|International Classification||C08K5/16, C08G18/00, C08G18/40, C08L75/04, C08G18/28, C08G18/30, H01B1/12|
|Cooperative Classification||C08L75/04, C08G18/282, H01B1/12, C08K5/16|
|European Classification||C08K5/16, C08L75/04, H01B1/12, C08G18/28D5C|
|Dec 20, 1985||AS||Assignment|
Owner name: TOYOTA JIDOSHA KABUSHIKI KAISHA, 1, TOYOTA-CHO, TO
Free format text: ASSIGNMENT OF ASSIGNORS INTEREST.;ASSIGNOR:KONDO, KANEMITSU;REEL/FRAME:004489/0267
Effective date: 19851102
|Sep 22, 1989||FPAY||Fee payment|
Year of fee payment: 4

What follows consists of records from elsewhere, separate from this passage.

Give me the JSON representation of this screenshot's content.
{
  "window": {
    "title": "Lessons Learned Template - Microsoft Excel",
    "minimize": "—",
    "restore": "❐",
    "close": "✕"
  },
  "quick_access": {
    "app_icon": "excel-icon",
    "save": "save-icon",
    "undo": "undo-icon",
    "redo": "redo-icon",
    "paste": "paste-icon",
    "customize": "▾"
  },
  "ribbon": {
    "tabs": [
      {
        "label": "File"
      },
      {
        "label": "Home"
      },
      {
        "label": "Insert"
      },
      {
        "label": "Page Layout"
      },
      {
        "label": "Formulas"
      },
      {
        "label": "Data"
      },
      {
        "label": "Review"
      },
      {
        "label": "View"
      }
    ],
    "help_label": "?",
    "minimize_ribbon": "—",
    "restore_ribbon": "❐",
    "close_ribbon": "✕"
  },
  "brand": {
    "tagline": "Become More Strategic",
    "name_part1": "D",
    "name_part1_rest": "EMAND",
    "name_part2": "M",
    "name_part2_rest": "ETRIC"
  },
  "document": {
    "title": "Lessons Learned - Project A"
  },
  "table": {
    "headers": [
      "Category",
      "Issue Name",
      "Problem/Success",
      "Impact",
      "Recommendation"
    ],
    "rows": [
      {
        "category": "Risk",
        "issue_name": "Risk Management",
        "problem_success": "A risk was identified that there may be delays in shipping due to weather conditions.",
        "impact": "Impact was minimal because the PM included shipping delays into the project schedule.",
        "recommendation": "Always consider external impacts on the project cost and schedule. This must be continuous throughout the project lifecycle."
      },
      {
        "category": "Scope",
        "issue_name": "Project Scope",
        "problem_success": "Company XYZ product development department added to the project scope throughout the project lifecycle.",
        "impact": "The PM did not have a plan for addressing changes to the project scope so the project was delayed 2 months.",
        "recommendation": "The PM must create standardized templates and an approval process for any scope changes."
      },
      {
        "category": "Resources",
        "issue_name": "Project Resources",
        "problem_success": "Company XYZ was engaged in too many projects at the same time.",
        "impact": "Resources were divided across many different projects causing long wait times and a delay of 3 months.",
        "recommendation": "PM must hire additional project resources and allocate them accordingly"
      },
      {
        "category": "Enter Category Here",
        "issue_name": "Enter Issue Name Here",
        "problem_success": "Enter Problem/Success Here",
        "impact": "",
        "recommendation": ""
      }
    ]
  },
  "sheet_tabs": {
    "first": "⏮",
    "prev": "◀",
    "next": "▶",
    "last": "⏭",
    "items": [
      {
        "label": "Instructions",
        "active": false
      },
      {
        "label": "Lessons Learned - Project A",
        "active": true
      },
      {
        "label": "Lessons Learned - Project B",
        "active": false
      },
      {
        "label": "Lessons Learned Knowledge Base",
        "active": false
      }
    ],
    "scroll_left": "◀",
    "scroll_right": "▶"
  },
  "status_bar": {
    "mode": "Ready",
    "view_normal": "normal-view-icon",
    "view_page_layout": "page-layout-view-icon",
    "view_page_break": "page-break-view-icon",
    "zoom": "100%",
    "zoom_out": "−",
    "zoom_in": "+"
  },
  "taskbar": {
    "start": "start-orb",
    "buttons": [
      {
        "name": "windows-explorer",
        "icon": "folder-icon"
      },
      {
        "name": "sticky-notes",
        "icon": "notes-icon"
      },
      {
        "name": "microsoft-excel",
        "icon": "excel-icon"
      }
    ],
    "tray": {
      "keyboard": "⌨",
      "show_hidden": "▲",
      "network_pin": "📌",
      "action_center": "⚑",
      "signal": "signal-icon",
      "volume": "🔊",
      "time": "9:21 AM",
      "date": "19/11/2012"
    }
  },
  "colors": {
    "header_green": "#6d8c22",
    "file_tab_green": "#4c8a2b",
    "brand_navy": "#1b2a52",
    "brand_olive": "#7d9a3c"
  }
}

|Nov 2, 1993||REMI||Maintenance fee reminder mailed|
|Apr 3, 1994||LAPS||Lapse for failure to pay maintenance fees|
|Jun 14, 1994||FP||Expired due to failure to pay maintenance fee|
Effective date: 19900403